ROOT, KEVIN G., Shell Canada Limited, Calgary, Alberta, Canada

The northeasternmost segment of the Cordilleran thrust belt of western North American underlies the Beaufort Sea continental margin. Folds and associated northeast-directed thrusts in this region formed synchronously with Tertiary sedimentation. As a result, the times of fold development can be determined from reflection seismic data by analyzing lateral thickness changes in stratigraphic sequences of known ages, and onlap and truncation relationships at unconformities.

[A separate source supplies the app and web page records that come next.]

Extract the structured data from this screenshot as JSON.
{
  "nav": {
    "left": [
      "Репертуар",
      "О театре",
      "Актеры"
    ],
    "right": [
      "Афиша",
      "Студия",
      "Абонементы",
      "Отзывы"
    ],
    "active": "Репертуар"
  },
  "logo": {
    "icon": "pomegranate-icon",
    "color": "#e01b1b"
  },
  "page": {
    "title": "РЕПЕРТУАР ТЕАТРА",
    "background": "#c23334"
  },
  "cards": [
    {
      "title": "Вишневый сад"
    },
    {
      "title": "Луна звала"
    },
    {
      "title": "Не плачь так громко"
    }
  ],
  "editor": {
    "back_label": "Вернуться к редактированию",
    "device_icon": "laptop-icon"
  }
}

Thrust faulting occurred throughout the late Paleocene-Pliocene. The abundant temporal data indicate the deformational sequence was significantly different from the simple, steplike, foreland-propagating model formulated in other less well-dated thrust belts. Many thrusts were active simultaneously, especially during the late Eocene, when the region of active thrusting had an across-strike width of greater than 200 km. This observation calls into question the popular concept that only one thrust moves at a time as a thrust belt develops.

The thrust belt propagated along, as well as across, strike. During the late Paleocene-middle Eocene, the area of active thrusting was bounded on the southeast by poorly imaged zones of right-lateral strike-slip faults that apparently are the northern offshore continuation of the Rapid fault array. During the late Eocene-Pliocene these strike-slip zones were largely inactive, and the southeastern boundary of the belt shifted along strike about 100 km southeast to the right-lateral Donna River fault. The change in the age of thrusting along strike results in no obvious geometrical anomalies and could not be deduced without timing information. This has an important implication: temporal data cannot necessarily be projected along strike in a thrust belt.

 

AAPG Search and Discovery Article #91010©1991 AAPG Rocky Mountain Section Meeting, Billings, Montana, July 28-31, 1991 (2009)